by Jenna Blumenfeld
Many experts admit there is no definitive reason that people sniffle more during colder months. Some speculate it’s because we’re spending more time indoors and missing out on resupplying vitamin D, which makes us more susceptible to disease. Others say that when the temperature drops, the body uses more energy to stay warm instead of to fend off infection. What health practitioners do know is it’s possible to maintain immunity naturally with diet, lifestyle and a proper whole foods supplement routine. Consider these tips from three experts to stave off illness and shorten its duration.
Christopher Johnson, Doctor of Naturopathy Thrive Naturopathic, Arlington, Virginia

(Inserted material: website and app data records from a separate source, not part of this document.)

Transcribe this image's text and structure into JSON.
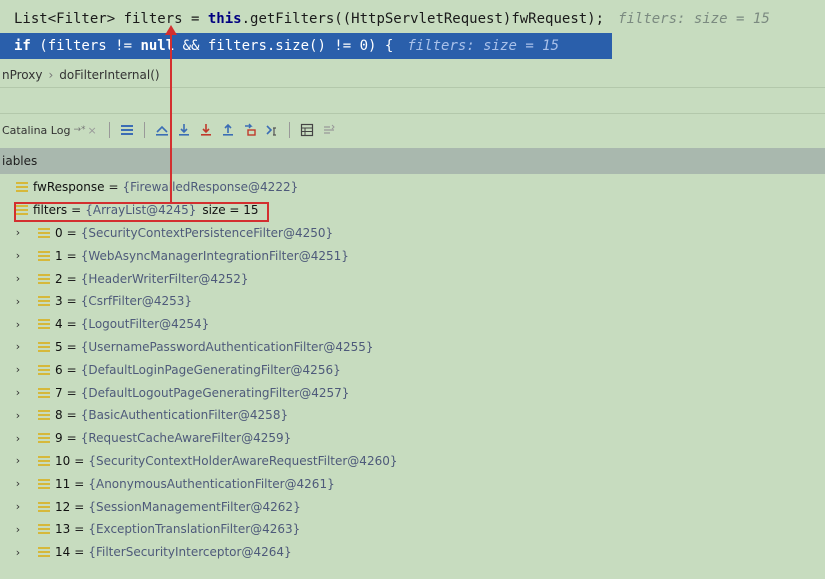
{
  "code": {
    "line1": {
      "text": "List<Filter> filters = ",
      "kw": "this",
      "rest": ".getFilters((HttpServletRequest)fwRequest);",
      "hint": "filters:  size = 15"
    },
    "line2": {
      "kw1": "if",
      "mid": " (filters != ",
      "kw2": "null",
      "rest": " && filters.size() != 0) {",
      "hint": "filters:  size = 15"
    }
  },
  "breadcrumb": {
    "items": [
      "nProxy",
      "doFilterInternal()"
    ],
    "separator": "›"
  },
  "toolbar": {
    "tab_label": "Catalina Log",
    "tab_pin": "→*",
    "tab_close": "×",
    "icons": [
      "list-icon",
      "show-execution-point-icon",
      "step-over-icon",
      "step-into-icon",
      "step-out-icon",
      "drop-frame-icon",
      "run-to-cursor-icon",
      "evaluate-icon",
      "trace-icon"
    ]
  },
  "variables": {
    "header": "iables",
    "top_items": [
      {
        "name": "fwResponse",
        "value": "{FirewalledResponse@4222}"
      },
      {
        "name": "filters",
        "value": "{ArrayList@4245}",
        "size": "size = 15"
      }
    ],
    "children": [
      {
        "name": "0",
        "value": "{SecurityContextPersistenceFilter@4250}"
      },
      {
        "name": "1",
        "value": "{WebAsyncManagerIntegrationFilter@4251}"
      },
      {
        "name": "2",
        "value": "{HeaderWriterFilter@4252}"
      },
      {
        "name": "3",
        "value": "{CsrfFilter@4253}"
      },
      {
        "name": "4",
        "value": "{LogoutFilter@4254}"
      },
      {
        "name": "5",
        "value": "{UsernamePasswordAuthenticationFilter@4255}"
      },
      {
        "name": "6",
        "value": "{DefaultLoginPageGeneratingFilter@4256}"
      },
      {
        "name": "7",
        "value": "{DefaultLogoutPageGeneratingFilter@4257}"
      },
      {
        "name": "8",
        "value": "{BasicAuthenticationFilter@4258}"
      },
      {
        "name": "9",
        "value": "{RequestCacheAwareFilter@4259}"
      },
      {
        "name": "10",
        "value": "{SecurityContextHolderAwareRequestFilter@4260}"
      },
      {
        "name": "11",
        "value": "{AnonymousAuthenticationFilter@4261}"
      },
      {
        "name": "12",
        "value": "{SessionManagementFilter@4262}"
      },
      {
        "name": "13",
        "value": "{ExceptionTranslationFilter@4263}"
      },
      {
        "name": "14",
        "value": "{FilterSecurityInterceptor@4264}"
      }
    ]
  },
  "colors": {
    "background": "#c7dcbf",
    "selected_line": "#2a5fab",
    "annotation": "#d32f2f",
    "field_icon": "#d6b83a"
  }
}
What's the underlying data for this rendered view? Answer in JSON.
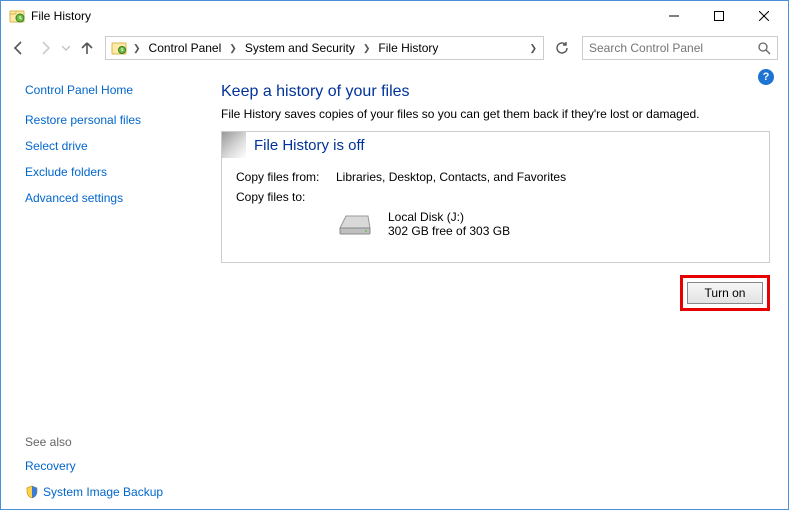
{
  "window": {
    "title": "File History"
  },
  "nav": {
    "breadcrumb": [
      "Control Panel",
      "System and Security",
      "File History"
    ],
    "search_placeholder": "Search Control Panel"
  },
  "sidebar": {
    "home": "Control Panel Home",
    "links": [
      "Restore personal files",
      "Select drive",
      "Exclude folders",
      "Advanced settings"
    ],
    "see_also_label": "See also",
    "see_also": [
      "Recovery",
      "System Image Backup"
    ]
  },
  "main": {
    "heading": "Keep a history of your files",
    "description": "File History saves copies of your files so you can get them back if they're lost or damaged.",
    "status_title": "File History is off",
    "copy_from_label": "Copy files from:",
    "copy_from_value": "Libraries, Desktop, Contacts, and Favorites",
    "copy_to_label": "Copy files to:",
    "disk_name": "Local Disk (J:)",
    "disk_free": "302 GB free of 303 GB",
    "turn_on": "Turn on"
  }
}
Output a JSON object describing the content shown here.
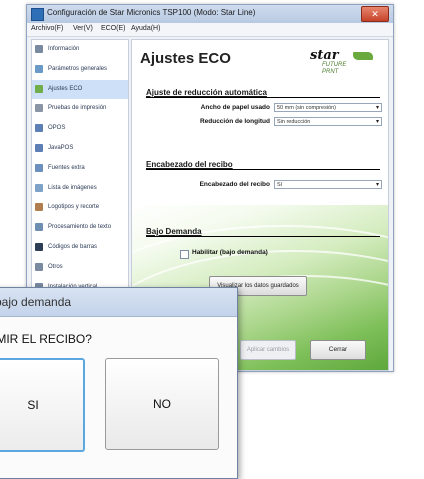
{
  "window": {
    "title": "Configuración de Star Micronics TSP100 (Modo: Star Line)",
    "close_label": "✕"
  },
  "menu": [
    "Archivo(F)",
    "Ver(V)",
    "ECO(E)",
    "Ayuda(H)"
  ],
  "sidebar": {
    "items": [
      {
        "label": "Información",
        "icon": "info-icon",
        "color": "#7a8aa0"
      },
      {
        "label": "Parámetros generales",
        "icon": "settings-icon",
        "color": "#6c9ac8"
      },
      {
        "label": "Ajustes ECO",
        "icon": "eco-icon",
        "color": "#6fae4a",
        "selected": true
      },
      {
        "label": "Pruebas de impresión",
        "icon": "printer-icon",
        "color": "#8a95a6"
      },
      {
        "label": "OPOS",
        "icon": "opos-icon",
        "color": "#5d7fb5"
      },
      {
        "label": "JavaPOS",
        "icon": "java-icon",
        "color": "#5d7fb5"
      },
      {
        "label": "Fuentes extra",
        "icon": "font-icon",
        "color": "#6b8fbf"
      },
      {
        "label": "Lista de imágenes",
        "icon": "image-icon",
        "color": "#7fa2c8"
      },
      {
        "label": "Logotipos y recorte",
        "icon": "logo-icon",
        "color": "#b07d4f"
      },
      {
        "label": "Procesamiento de texto",
        "icon": "text-icon",
        "color": "#6f8fb2"
      },
      {
        "label": "Códigos de barras",
        "icon": "barcode-icon",
        "color": "#2d3d55"
      },
      {
        "label": "Otros",
        "icon": "misc-icon",
        "color": "#7a8aa0"
      },
      {
        "label": "Instalación vertical",
        "icon": "vertical-icon",
        "color": "#7a8aa0"
      }
    ]
  },
  "main": {
    "title": "Ajustes ECO",
    "logo_word": "star",
    "logo_sub": "FUTURE",
    "logo_sub2": "PRNT",
    "auto_reduction_title": "Ajuste de reducción automática",
    "paper_width_label": "Ancho de papel usado",
    "paper_width_value": "50 mm (sin compresión)",
    "length_reduction_label": "Reducción de longitud",
    "length_reduction_value": "Sin reducción",
    "receipt_header_title": "Encabezado del recibo",
    "receipt_header_label": "Encabezado del recibo",
    "receipt_header_value": "Sí",
    "on_demand_title": "Bajo Demanda",
    "on_demand_checkbox_label": "Habilitar (bajo demanda)",
    "on_demand_checked": false,
    "view_saved_label": "Visualizar los datos guardados",
    "apply_label": "Aplicar cambios",
    "close_label": "Cerrar"
  },
  "dialog": {
    "title": "bajo demanda",
    "question": "IMIR EL RECIBO?",
    "yes_label": "SI",
    "no_label": "NO"
  },
  "colors": {
    "accent_blue": "#5da7e0",
    "eco_green": "#6fae4a"
  }
}
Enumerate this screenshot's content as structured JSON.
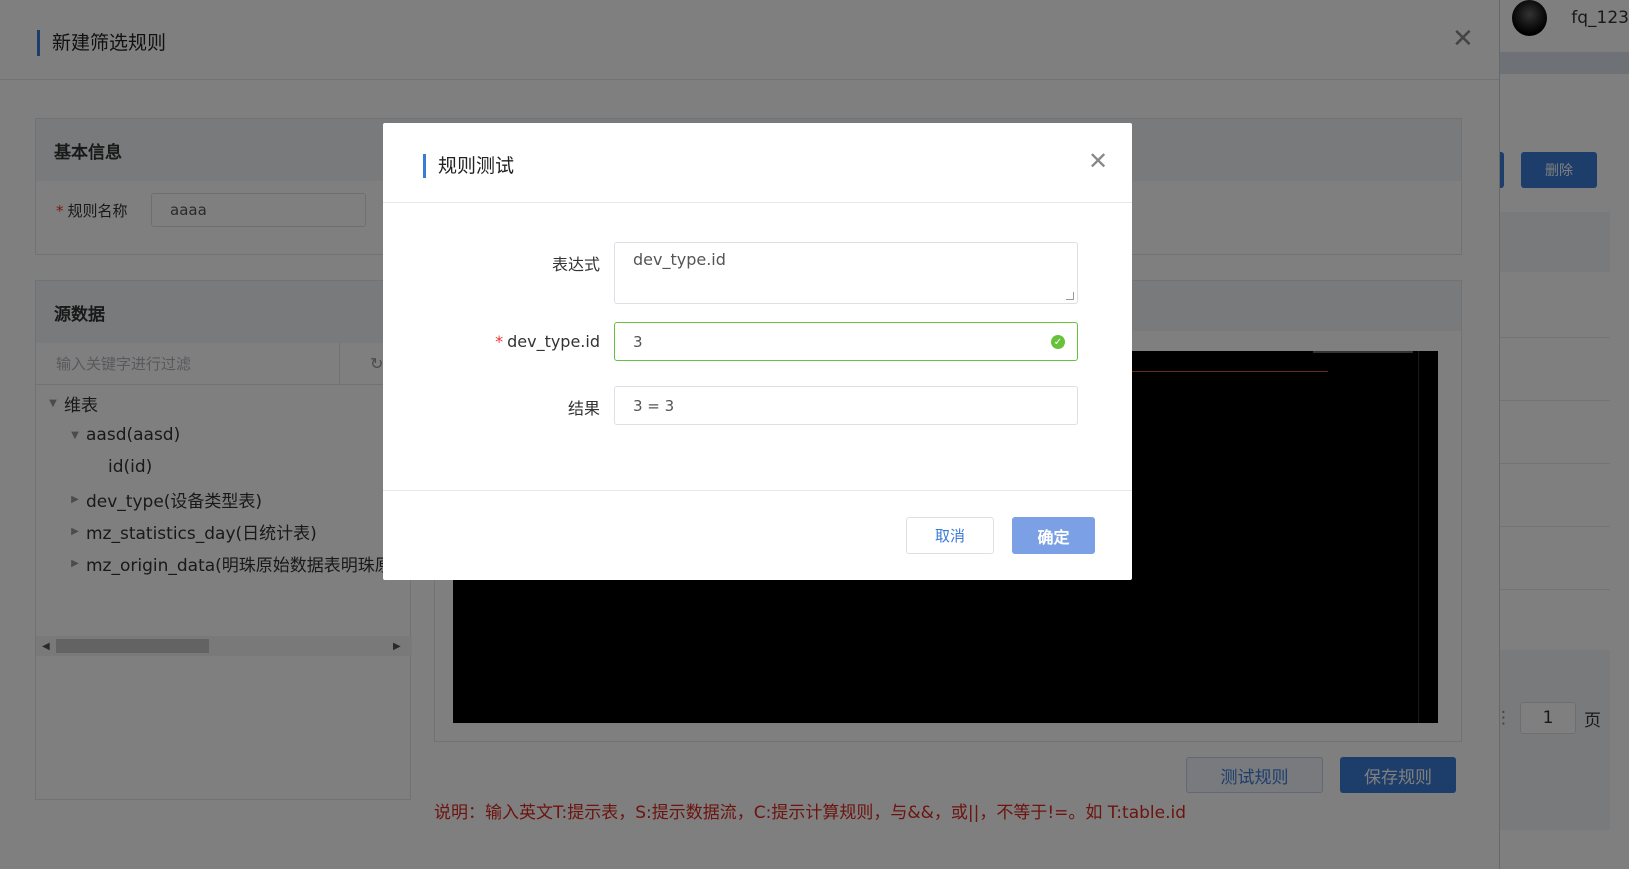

Incorporate immunity-boosting foods. Ginger and garlic contain antioxidants such as vitamin C and selenium, and have antimicrobial qualities. Add minced ginger to teas or marinades; roast garlic with carrots and squash. Aim to eat one to two cloves of garlic and 250 milligrams of ginger daily.
Try elderberry extract. Elderberry has strong antiviral properties. Consuming the plant’s extract may prevent virus based illnesses and alleviate both the symptoms and duration of a cold. Adults can take one to two teaspoons twice daily for prevention; increase dosage to four times a day if feeling sick. Use less for youths, based on size.
Make exercise and rest priorities. Daily physical activity rids the body of toxins, increases blood circulation and lowers stress levels. A simple 30-minute cardio routine three to four times a week strengthens immunity. Adequate rest helps the body recover and regenerate cells. Adults need a minimum of seven hours of sleep per night; children may need up to 13.
ACUPUNCTURIST AND CHINESE HERBALIST
Marco Chung-Shu Lam, Licensed Acupuncturist Mandala Integrative Medicine Clinic, Boulder, Colorado
Practice deep-breathing exercises. Practicing yoga or t’ai chi several times each week can deepen the breath, allowing organs to function more efficiently and boost immunity. Concentrate on pranayama, a focused and controlled type of yogic breathing: Slowly inhale and exhale through the nostrils, expanding the belly, rather than the chest.
Add herbs. Incorporate the root herb astragalus in a daily whole foods supplement routine, especially important for older adults. Used for centuries in Traditional Chinese Medicine, astragalus supports the immune system by stimulating immune cell activity with its high polysaccharide (complex carbohydrate) content. Simmer the short, flat herb in soups or add to long-cooking grains like brown rice.
Eat seasonally. Our body naturally drives us to eat heartier foods like sweet potatoes, beets and winter squashes in colder months—foods that support immunity by providing both fiber and vitamins A and C. Eat warming foods like stews, beans and miso; avoid raw foods, which cool the body and stress the immune system.
Barbara Bapst, Registered Dietitian Carolina Nutrition & Wellness, Charlotte, North Carolina
Balance bodily pH. The typical American diet of fast food, sugary treats and refined snacks produces acid in the body, creating an environment in which bacteria thrive. Eat at least 10 servings of alkalizing foods each day to optimize the body’s immune response and overall functioning. Spinach, broccoli and cauliflower are excellent choices, along with almonds, olive oil and grapes. Drink plenty of water and green tea to keep acid in check.
Up the antioxidants. Antioxidants help the body resist illness because they protect cells against harmful free radicals and oxidative stress. Berries are particularly beneficial and maintain their nutrients even when frozen; blend half a cup into a morning smoothie. As a diet supplement, consider adding 400 to 600 milligrams of curcumin—the active ingredient in turmeric, an antioxidant and anti-inflammatory spice—to meals.
Focus on kids’ immunity. Although it’s tricky to get children to eat enough immune-supporting fruits and vegetables every day, encouraging them to sit down at the table for meals can help. Get kids excited about eating healthy foods by involving them in vegetable gardening, planting herbs in windowsill pots and preparing dinner. Incorporate pumpkin and carrot purées into sauces or stews to increase their nutritional power.
Jenna Blumenfeld is a managing editor with New Hope Natural Media, in Boulder, CO.